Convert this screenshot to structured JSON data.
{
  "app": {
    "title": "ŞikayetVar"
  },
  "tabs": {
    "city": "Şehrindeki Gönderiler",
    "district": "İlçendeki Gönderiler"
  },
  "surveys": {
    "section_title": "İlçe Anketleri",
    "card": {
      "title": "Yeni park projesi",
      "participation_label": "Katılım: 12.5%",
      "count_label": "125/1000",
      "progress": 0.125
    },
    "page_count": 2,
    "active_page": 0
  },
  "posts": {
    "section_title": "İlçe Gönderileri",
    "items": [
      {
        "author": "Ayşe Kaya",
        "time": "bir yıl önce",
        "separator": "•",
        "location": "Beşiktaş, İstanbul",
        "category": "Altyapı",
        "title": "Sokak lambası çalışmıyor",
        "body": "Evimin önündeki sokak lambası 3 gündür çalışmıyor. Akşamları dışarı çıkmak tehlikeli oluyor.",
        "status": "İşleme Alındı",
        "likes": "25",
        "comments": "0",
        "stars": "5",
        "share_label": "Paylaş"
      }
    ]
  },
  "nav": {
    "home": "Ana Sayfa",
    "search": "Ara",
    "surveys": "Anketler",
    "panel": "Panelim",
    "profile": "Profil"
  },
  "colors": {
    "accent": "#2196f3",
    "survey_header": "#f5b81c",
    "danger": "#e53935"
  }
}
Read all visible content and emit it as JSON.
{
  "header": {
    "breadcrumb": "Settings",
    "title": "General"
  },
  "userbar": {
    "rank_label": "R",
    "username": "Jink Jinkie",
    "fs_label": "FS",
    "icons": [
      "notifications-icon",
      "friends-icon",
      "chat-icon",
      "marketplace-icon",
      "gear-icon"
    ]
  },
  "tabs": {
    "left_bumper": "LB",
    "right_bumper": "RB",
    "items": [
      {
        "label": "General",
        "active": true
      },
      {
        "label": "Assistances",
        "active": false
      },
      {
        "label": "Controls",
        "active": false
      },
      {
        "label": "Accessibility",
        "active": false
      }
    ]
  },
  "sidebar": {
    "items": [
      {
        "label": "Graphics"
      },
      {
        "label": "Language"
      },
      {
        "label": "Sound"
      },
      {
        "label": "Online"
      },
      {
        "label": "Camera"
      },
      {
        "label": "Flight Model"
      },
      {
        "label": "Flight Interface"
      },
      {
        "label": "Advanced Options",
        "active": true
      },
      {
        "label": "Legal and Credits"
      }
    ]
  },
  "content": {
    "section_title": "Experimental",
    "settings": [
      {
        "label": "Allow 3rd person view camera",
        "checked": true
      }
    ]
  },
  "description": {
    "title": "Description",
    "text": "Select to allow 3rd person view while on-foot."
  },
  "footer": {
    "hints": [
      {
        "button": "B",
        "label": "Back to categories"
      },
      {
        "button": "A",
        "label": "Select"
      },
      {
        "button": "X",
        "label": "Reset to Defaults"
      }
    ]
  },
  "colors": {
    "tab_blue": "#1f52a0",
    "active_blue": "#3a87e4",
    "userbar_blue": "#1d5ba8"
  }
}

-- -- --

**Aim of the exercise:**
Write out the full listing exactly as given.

**Response to the exercise:**
Convert this screenshot to structured JSON data.
{
  "app": {
    "title": "ŞikayetVar"
  },
  "tabs": {
    "city": "Şehrindeki Gönderiler",
    "district": "İlçendeki Gönderiler"
  },
  "surveys": {
    "section_title": "İlçe Anketleri",
    "card": {
      "title": "Yeni park projesi",
      "participation_label": "Katılım: 12.5%",
      "count_label": "125/1000",
      "progress": 0.125
    },
    "page_count": 2,
    "active_page": 0
  },
  "posts": {
    "section_title": "İlçe Gönderileri",
    "items": [
      {
        "author": "Ayşe Kaya",
        "time": "bir yıl önce",
        "separator": "•",
        "location": "Beşiktaş, İstanbul",
        "category": "Altyapı",
        "title": "Sokak lambası çalışmıyor",
        "body": "Evimin önündeki sokak lambası 3 gündür çalışmıyor. Akşamları dışarı çıkmak tehlikeli oluyor.",
        "status": "İşleme Alındı",
        "likes": "25",
        "comments": "0",
        "stars": "5",
        "share_label": "Paylaş"
      }
    ]
  },
  "nav": {
    "home": "Ana Sayfa",
    "search": "Ara",
    "surveys": "Anketler",
    "panel": "Panelim",
    "profile": "Profil"
  },
  "colors": {
    "accent": "#2196f3",
    "survey_header": "#f5b81c",
    "danger": "#e53935"
  }
}
Read all visible content and emit it as JSON.
{
  "header": {
    "breadcrumb": "Settings",
    "title": "General"
  },
  "userbar": {
    "rank_label": "R",
    "username": "Jink Jinkie",
    "fs_label": "FS",
    "icons": [
      "notifications-icon",
      "friends-icon",
      "chat-icon",
      "marketplace-icon",
      "gear-icon"
    ]
  },
  "tabs": {
    "left_bumper": "LB",
    "right_bumper": "RB",
    "items": [
      {
        "label": "General",
        "active": true
      },
      {
        "label": "Assistances",
        "active": false
      },
      {
        "label": "Controls",
        "active": false
      },
      {
        "label": "Accessibility",
        "active": false
      }
    ]
  },
  "sidebar": {
    "items": [
      {
        "label": "Graphics"
      },
      {
        "label": "Language"
      },
      {
        "label": "Sound"
      },
      {
        "label": "Online"
      },
      {
        "label": "Camera"
      },
      {
        "label": "Flight Model"
      },
      {
        "label": "Flight Interface"
      },
      {
        "label": "Advanced Options",
        "active": true
      },
      {
        "label": "Legal and Credits"
      }
    ]
  },
  "content": {
    "section_title": "Experimental",
    "settings": [
      {
        "label": "Allow 3rd person view camera",
        "checked": true
      }
    ]
  },
  "description": {
    "title": "Description",
    "text": "Select to allow 3rd person view while on-foot."
  },
  "footer": {
    "hints": [
      {
        "button": "B",
        "label": "Back to categories"
      },
      {
        "button": "A",
        "label": "Select"
      },
      {
        "button": "X",
        "label": "Reset to Defaults"
      }
    ]
  },
  "colors": {
    "tab_blue": "#1f52a0",
    "active_blue": "#3a87e4",
    "userbar_blue": "#1d5ba8"
  }
}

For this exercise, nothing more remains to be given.